Provided information Block Start

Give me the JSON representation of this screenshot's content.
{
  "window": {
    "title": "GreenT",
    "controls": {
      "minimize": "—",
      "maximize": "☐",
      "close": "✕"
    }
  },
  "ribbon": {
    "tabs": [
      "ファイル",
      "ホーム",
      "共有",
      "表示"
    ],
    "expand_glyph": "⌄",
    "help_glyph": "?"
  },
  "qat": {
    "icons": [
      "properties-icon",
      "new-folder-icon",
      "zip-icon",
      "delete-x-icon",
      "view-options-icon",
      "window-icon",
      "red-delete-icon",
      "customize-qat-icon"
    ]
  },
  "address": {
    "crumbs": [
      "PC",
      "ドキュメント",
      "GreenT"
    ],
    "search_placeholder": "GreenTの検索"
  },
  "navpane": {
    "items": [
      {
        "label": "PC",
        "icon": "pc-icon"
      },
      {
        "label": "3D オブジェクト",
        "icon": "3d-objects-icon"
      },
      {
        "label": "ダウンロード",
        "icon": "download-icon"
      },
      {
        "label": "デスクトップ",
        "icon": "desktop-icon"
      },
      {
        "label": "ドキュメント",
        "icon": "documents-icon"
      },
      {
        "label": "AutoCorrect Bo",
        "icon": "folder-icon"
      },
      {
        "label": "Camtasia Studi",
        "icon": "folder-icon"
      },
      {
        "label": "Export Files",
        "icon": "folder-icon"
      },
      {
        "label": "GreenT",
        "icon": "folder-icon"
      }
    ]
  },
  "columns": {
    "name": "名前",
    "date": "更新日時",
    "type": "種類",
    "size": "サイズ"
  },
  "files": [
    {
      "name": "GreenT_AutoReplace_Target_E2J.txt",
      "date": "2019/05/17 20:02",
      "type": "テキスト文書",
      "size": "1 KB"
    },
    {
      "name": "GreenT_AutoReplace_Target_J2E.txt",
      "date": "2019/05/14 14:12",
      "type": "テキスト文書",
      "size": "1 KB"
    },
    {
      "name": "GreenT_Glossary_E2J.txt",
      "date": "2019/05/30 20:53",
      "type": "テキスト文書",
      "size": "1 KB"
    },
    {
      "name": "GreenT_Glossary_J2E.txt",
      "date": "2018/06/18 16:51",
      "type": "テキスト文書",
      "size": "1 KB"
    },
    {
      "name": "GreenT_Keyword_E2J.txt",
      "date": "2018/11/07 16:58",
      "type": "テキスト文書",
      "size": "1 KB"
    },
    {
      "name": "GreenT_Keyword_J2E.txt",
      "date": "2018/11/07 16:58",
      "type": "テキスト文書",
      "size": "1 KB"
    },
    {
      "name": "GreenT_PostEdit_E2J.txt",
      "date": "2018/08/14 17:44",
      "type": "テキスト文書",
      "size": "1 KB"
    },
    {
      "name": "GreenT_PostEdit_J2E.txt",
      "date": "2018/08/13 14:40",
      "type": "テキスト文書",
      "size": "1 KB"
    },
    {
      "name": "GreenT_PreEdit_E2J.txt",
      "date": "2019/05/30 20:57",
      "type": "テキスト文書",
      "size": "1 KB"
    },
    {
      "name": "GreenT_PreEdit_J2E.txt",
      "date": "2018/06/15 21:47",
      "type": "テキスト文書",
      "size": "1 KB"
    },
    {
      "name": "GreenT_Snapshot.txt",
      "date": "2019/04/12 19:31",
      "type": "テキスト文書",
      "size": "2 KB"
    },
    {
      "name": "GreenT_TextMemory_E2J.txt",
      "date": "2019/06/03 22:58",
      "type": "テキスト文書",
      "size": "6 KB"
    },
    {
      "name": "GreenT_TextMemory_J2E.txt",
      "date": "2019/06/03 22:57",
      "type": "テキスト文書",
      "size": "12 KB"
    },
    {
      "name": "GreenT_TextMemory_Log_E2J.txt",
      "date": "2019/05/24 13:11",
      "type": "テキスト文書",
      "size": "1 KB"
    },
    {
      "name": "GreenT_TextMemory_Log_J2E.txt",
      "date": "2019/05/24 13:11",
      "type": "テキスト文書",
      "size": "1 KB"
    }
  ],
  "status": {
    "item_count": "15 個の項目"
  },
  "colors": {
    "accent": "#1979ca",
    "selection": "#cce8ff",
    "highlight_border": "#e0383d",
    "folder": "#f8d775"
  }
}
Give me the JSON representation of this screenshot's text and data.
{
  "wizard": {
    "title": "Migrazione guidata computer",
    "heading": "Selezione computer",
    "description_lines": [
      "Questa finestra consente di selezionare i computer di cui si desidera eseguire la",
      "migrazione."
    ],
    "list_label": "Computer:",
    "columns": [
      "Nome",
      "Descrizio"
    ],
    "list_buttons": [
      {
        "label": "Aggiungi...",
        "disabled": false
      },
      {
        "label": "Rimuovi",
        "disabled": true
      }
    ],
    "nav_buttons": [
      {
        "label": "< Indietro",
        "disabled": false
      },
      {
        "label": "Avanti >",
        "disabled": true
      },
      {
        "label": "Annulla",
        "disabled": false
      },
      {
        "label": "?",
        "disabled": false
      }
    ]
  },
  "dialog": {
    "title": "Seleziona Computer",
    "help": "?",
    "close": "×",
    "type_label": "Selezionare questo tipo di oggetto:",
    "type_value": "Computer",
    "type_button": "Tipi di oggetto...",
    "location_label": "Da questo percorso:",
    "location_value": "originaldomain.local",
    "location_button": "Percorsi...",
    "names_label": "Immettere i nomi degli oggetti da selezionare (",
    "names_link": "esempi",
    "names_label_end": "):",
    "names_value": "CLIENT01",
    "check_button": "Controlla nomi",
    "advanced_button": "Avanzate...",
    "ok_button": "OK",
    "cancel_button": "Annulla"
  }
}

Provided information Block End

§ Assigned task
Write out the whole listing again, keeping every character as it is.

§ Response area
Give me the JSON representation of this screenshot's content.
{
  "window": {
    "title": "GreenT",
    "controls": {
      "minimize": "—",
      "maximize": "☐",
      "close": "✕"
    }
  },
  "ribbon": {
    "tabs": [
      "ファイル",
      "ホーム",
      "共有",
      "表示"
    ],
    "expand_glyph": "⌄",
    "help_glyph": "?"
  },
  "qat": {
    "icons": [
      "properties-icon",
      "new-folder-icon",
      "zip-icon",
      "delete-x-icon",
      "view-options-icon",
      "window-icon",
      "red-delete-icon",
      "customize-qat-icon"
    ]
  },
  "address": {
    "crumbs": [
      "PC",
      "ドキュメント",
      "GreenT"
    ],
    "search_placeholder": "GreenTの検索"
  },
  "navpane": {
    "items": [
      {
        "label": "PC",
        "icon": "pc-icon"
      },
      {
        "label": "3D オブジェクト",
        "icon": "3d-objects-icon"
      },
      {
        "label": "ダウンロード",
        "icon": "download-icon"
      },
      {
        "label": "デスクトップ",
        "icon": "desktop-icon"
      },
      {
        "label": "ドキュメント",
        "icon": "documents-icon"
      },
      {
        "label": "AutoCorrect Bo",
        "icon": "folder-icon"
      },
      {
        "label": "Camtasia Studi",
        "icon": "folder-icon"
      },
      {
        "label": "Export Files",
        "icon": "folder-icon"
      },
      {
        "label": "GreenT",
        "icon": "folder-icon"
      }
    ]
  },
  "columns": {
    "name": "名前",
    "date": "更新日時",
    "type": "種類",
    "size": "サイズ"
  },
  "files": [
    {
      "name": "GreenT_AutoReplace_Target_E2J.txt",
      "date": "2019/05/17 20:02",
      "type": "テキスト文書",
      "size": "1 KB"
    },
    {
      "name": "GreenT_AutoReplace_Target_J2E.txt",
      "date": "2019/05/14 14:12",
      "type": "テキスト文書",
      "size": "1 KB"
    },
    {
      "name": "GreenT_Glossary_E2J.txt",
      "date": "2019/05/30 20:53",
      "type": "テキスト文書",
      "size": "1 KB"
    },
    {
      "name": "GreenT_Glossary_J2E.txt",
      "date": "2018/06/18 16:51",
      "type": "テキスト文書",
      "size": "1 KB"
    },
    {
      "name": "GreenT_Keyword_E2J.txt",
      "date": "2018/11/07 16:58",
      "type": "テキスト文書",
      "size": "1 KB"
    },
    {
      "name": "GreenT_Keyword_J2E.txt",
      "date": "2018/11/07 16:58",
      "type": "テキスト文書",
      "size": "1 KB"
    },
    {
      "name": "GreenT_PostEdit_E2J.txt",
      "date": "2018/08/14 17:44",
      "type": "テキスト文書",
      "size": "1 KB"
    },
    {
      "name": "GreenT_PostEdit_J2E.txt",
      "date": "2018/08/13 14:40",
      "type": "テキスト文書",
      "size": "1 KB"
    },
    {
      "name": "GreenT_PreEdit_E2J.txt",
      "date": "2019/05/30 20:57",
      "type": "テキスト文書",
      "size": "1 KB"
    },
    {
      "name": "GreenT_PreEdit_J2E.txt",
      "date": "2018/06/15 21:47",
      "type": "テキスト文書",
      "size": "1 KB"
    },
    {
      "name": "GreenT_Snapshot.txt",
      "date": "2019/04/12 19:31",
      "type": "テキスト文書",
      "size": "2 KB"
    },
    {
      "name": "GreenT_TextMemory_E2J.txt",
      "date": "2019/06/03 22:58",
      "type": "テキスト文書",
      "size": "6 KB"
    },
    {
      "name": "GreenT_TextMemory_J2E.txt",
      "date": "2019/06/03 22:57",
      "type": "テキスト文書",
      "size": "12 KB"
    },
    {
      "name": "GreenT_TextMemory_Log_E2J.txt",
      "date": "2019/05/24 13:11",
      "type": "テキスト文書",
      "size": "1 KB"
    },
    {
      "name": "GreenT_TextMemory_Log_J2E.txt",
      "date": "2019/05/24 13:11",
      "type": "テキスト文書",
      "size": "1 KB"
    }
  ],
  "status": {
    "item_count": "15 個の項目"
  },
  "colors": {
    "accent": "#1979ca",
    "selection": "#cce8ff",
    "highlight_border": "#e0383d",
    "folder": "#f8d775"
  }
}
Give me the JSON representation of this screenshot's text and data.
{
  "wizard": {
    "title": "Migrazione guidata computer",
    "heading": "Selezione computer",
    "description_lines": [
      "Questa finestra consente di selezionare i computer di cui si desidera eseguire la",
      "migrazione."
    ],
    "list_label": "Computer:",
    "columns": [
      "Nome",
      "Descrizio"
    ],
    "list_buttons": [
      {
        "label": "Aggiungi...",
        "disabled": false
      },
      {
        "label": "Rimuovi",
        "disabled": true
      }
    ],
    "nav_buttons": [
      {
        "label": "< Indietro",
        "disabled": false
      },
      {
        "label": "Avanti >",
        "disabled": true
      },
      {
        "label": "Annulla",
        "disabled": false
      },
      {
        "label": "?",
        "disabled": false
      }
    ]
  },
  "dialog": {
    "title": "Seleziona Computer",
    "help": "?",
    "close": "×",
    "type_label": "Selezionare questo tipo di oggetto:",
    "type_value": "Computer",
    "type_button": "Tipi di oggetto...",
    "location_label": "Da questo percorso:",
    "location_value": "originaldomain.local",
    "location_button": "Percorsi...",
    "names_label": "Immettere i nomi degli oggetti da selezionare (",
    "names_link": "esempi",
    "names_label_end": "):",
    "names_value": "CLIENT01",
    "check_button": "Controlla nomi",
    "advanced_button": "Avanzate...",
    "ok_button": "OK",
    "cancel_button": "Annulla"
  }
}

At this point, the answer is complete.